Lance Armstrong Breaks Own Brand


After endlessly defending himself, pointing out time and time again that he’d never tested positive for anything, Lance Armstrong has finally given up his fight against charges that he used performance-enhancing drugs while he wowed the world with seven straight incredible victories in the Tour de France, one of the world’s most grueling sporting events.

With his decision not to fight the U.S. Anti-Doping Agency, which promised to parade a slew of old Armstrong allies to testify that they saw him do one dirty deed or another, Armstrong will lose all his titles and suffer brand damage that will be very difficult to repair. (Though plenty have fixed themselves up post-scandal in the past, though. Former New York Governor Eliot Spitzer seems to be doing just fine. And nobody seems to care that Kobe Bryant settled the sexual-assault civil case against him out of court way back when.)

But the sting on Armstrong is still fresh and, even though he’ll continue to deny using performance enhancers, he’ll no longer be identified as a seven-time Tour de France winner. And he’s banned from cycling. That’s gotta hurt.

Gary McCall, the managing director of sports-marketing firm Banana Kick, told the Drum that Armstrong’s brand is “finished” after this. “Whether he has taken drugs or not is now immaterial,” McCall said. “His decision to not challenge the ongoing investigations suggests he is a drugs cheat.” [more]

McCall notes that Armstrong has probably lost millions in endorsement deals in the past few years as the Armstrong brand has taken a number of hits through the various investigations of his possible use of performance enhancers. Now Armstrong won’t be able to woo back those who had been sitting on the fence.

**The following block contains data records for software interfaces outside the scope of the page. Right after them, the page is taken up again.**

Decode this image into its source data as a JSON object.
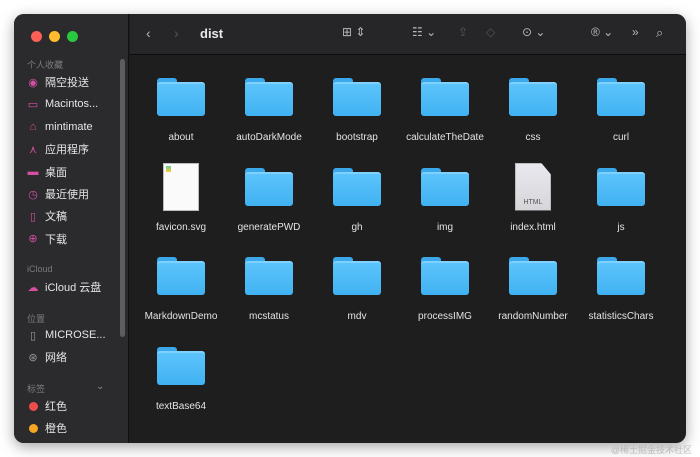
{
  "window": {
    "title": "dist"
  },
  "sidebar": {
    "favorites_header": "个人收藏",
    "favorites": [
      {
        "label": "隔空投送",
        "icon": "airdrop-icon"
      },
      {
        "label": "Macintos...",
        "icon": "harddisk-icon"
      },
      {
        "label": "mintimate",
        "icon": "home-icon"
      },
      {
        "label": "应用程序",
        "icon": "applications-icon"
      },
      {
        "label": "桌面",
        "icon": "desktop-icon"
      },
      {
        "label": "最近使用",
        "icon": "clock-icon"
      },
      {
        "label": "文稿",
        "icon": "document-icon"
      },
      {
        "label": "下载",
        "icon": "download-icon"
      }
    ],
    "icloud_header": "iCloud",
    "icloud": [
      {
        "label": "iCloud 云盘",
        "icon": "cloud-icon"
      }
    ],
    "locations_header": "位置",
    "locations": [
      {
        "label": "MICROSE...",
        "icon": "file-icon"
      },
      {
        "label": "网络",
        "icon": "globe-icon"
      }
    ],
    "tags_header": "标签",
    "tags": [
      {
        "label": "红色",
        "color": "#ee4b4b"
      },
      {
        "label": "橙色",
        "color": "#f5a623"
      }
    ]
  },
  "files": [
    {
      "name": "about",
      "type": "folder"
    },
    {
      "name": "autoDarkMode",
      "type": "folder"
    },
    {
      "name": "bootstrap",
      "type": "folder"
    },
    {
      "name": "calculateTheDate",
      "type": "folder"
    },
    {
      "name": "css",
      "type": "folder"
    },
    {
      "name": "curl",
      "type": "folder"
    },
    {
      "name": "favicon.svg",
      "type": "svg"
    },
    {
      "name": "generatePWD",
      "type": "folder"
    },
    {
      "name": "gh",
      "type": "folder"
    },
    {
      "name": "img",
      "type": "folder"
    },
    {
      "name": "index.html",
      "type": "html",
      "badge": "HTML"
    },
    {
      "name": "js",
      "type": "folder"
    },
    {
      "name": "MarkdownDemo",
      "type": "folder"
    },
    {
      "name": "mcstatus",
      "type": "folder"
    },
    {
      "name": "mdv",
      "type": "folder"
    },
    {
      "name": "processIMG",
      "type": "folder"
    },
    {
      "name": "randomNumber",
      "type": "folder"
    },
    {
      "name": "statisticsChars",
      "type": "folder"
    },
    {
      "name": "textBase64",
      "type": "folder"
    }
  ],
  "watermark": "@稀土掘金技术社区"
}
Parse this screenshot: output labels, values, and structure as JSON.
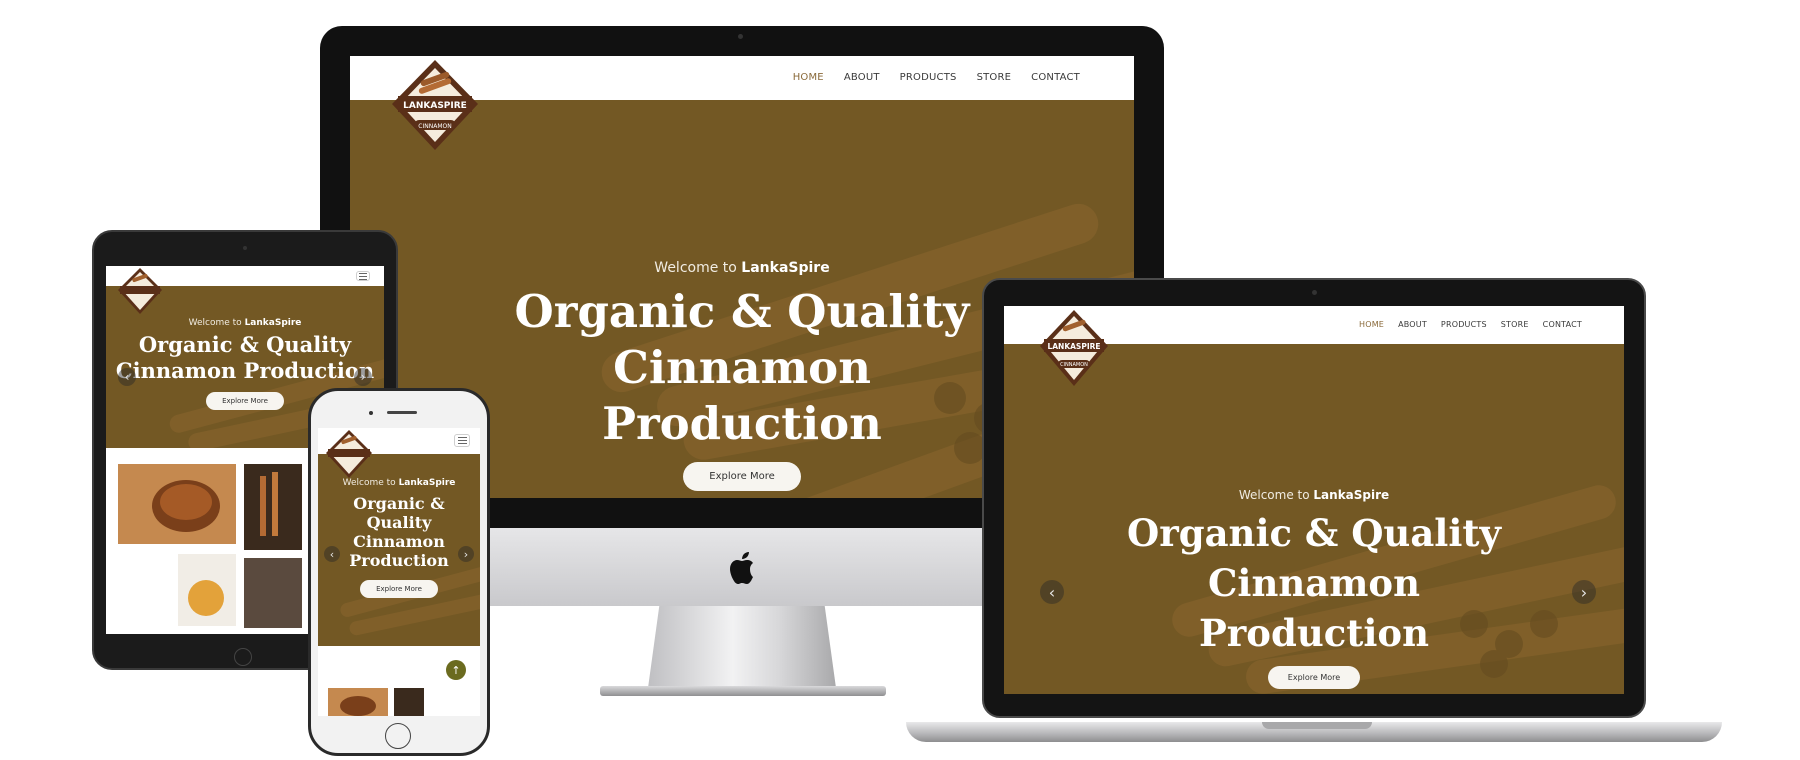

While Armstrong

has plenty of cash stored up, no doubt, to continue living a fine life, his decision to not fight the charges will have a negative effect on his Livestrong foundation which helps those affected by cancer.

The foundation “has raised nearly $500 million since its founding in 1997,” according to the Associated Press, so it should also be in decent financial shape, but Armstrong’s decision could hurt it in the short term.